Entries from a dataset of interfaces
────

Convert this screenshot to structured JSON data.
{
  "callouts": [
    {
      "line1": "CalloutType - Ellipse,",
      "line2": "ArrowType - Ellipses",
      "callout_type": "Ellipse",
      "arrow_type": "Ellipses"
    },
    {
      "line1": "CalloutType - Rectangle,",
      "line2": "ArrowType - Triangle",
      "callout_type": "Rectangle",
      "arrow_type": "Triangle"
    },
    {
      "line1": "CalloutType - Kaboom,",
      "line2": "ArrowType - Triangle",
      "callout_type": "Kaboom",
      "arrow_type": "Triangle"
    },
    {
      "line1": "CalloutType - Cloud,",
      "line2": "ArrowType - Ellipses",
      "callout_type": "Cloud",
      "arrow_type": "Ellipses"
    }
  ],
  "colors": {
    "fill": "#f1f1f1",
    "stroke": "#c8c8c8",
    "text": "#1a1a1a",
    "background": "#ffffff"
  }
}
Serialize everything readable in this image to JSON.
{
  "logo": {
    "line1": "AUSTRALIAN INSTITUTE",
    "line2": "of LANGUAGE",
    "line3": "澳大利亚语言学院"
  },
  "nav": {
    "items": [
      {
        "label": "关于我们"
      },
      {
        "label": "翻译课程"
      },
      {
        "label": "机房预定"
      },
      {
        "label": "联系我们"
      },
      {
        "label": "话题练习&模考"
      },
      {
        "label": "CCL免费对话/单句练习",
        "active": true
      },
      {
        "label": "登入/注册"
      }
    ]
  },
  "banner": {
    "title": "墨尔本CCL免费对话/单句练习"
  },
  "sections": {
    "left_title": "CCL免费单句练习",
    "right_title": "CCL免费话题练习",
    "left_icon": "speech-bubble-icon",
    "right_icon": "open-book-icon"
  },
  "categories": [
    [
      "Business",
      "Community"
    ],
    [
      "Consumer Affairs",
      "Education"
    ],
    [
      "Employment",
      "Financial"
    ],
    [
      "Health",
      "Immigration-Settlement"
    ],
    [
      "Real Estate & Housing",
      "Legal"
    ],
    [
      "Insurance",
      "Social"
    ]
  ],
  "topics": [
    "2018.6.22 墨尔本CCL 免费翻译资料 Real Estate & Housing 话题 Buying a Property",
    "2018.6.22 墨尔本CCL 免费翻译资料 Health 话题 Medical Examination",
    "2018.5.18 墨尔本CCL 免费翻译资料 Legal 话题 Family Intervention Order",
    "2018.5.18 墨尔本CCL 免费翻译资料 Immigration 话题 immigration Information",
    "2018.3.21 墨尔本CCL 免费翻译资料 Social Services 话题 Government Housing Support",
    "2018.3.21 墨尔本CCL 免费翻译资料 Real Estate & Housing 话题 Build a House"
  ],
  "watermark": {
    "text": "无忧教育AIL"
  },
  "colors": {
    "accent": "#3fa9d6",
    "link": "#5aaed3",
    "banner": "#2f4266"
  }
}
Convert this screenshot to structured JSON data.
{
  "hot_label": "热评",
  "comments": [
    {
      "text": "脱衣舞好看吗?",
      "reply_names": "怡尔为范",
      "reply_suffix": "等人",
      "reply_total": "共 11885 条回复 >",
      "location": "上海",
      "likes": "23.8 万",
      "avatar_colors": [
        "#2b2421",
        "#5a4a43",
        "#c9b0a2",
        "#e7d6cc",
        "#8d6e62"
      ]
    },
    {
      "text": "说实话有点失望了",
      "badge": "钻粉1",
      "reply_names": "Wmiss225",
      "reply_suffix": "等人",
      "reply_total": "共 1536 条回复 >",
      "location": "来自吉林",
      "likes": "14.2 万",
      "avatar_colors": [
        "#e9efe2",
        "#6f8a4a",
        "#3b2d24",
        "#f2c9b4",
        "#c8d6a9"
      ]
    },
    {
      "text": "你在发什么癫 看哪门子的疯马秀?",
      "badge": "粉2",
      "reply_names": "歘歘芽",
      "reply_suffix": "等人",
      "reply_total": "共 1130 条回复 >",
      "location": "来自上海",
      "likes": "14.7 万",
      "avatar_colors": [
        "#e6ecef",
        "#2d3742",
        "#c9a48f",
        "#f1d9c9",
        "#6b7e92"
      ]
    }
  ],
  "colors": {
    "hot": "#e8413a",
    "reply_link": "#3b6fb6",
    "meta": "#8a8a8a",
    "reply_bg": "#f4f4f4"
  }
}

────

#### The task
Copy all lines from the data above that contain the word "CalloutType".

#### Response box
      "line1": "CalloutType - Ellipse,",
      "line1": "CalloutType - Rectangle,",
      "line1": "CalloutType - Kaboom,",
      "line1": "CalloutType - Cloud,",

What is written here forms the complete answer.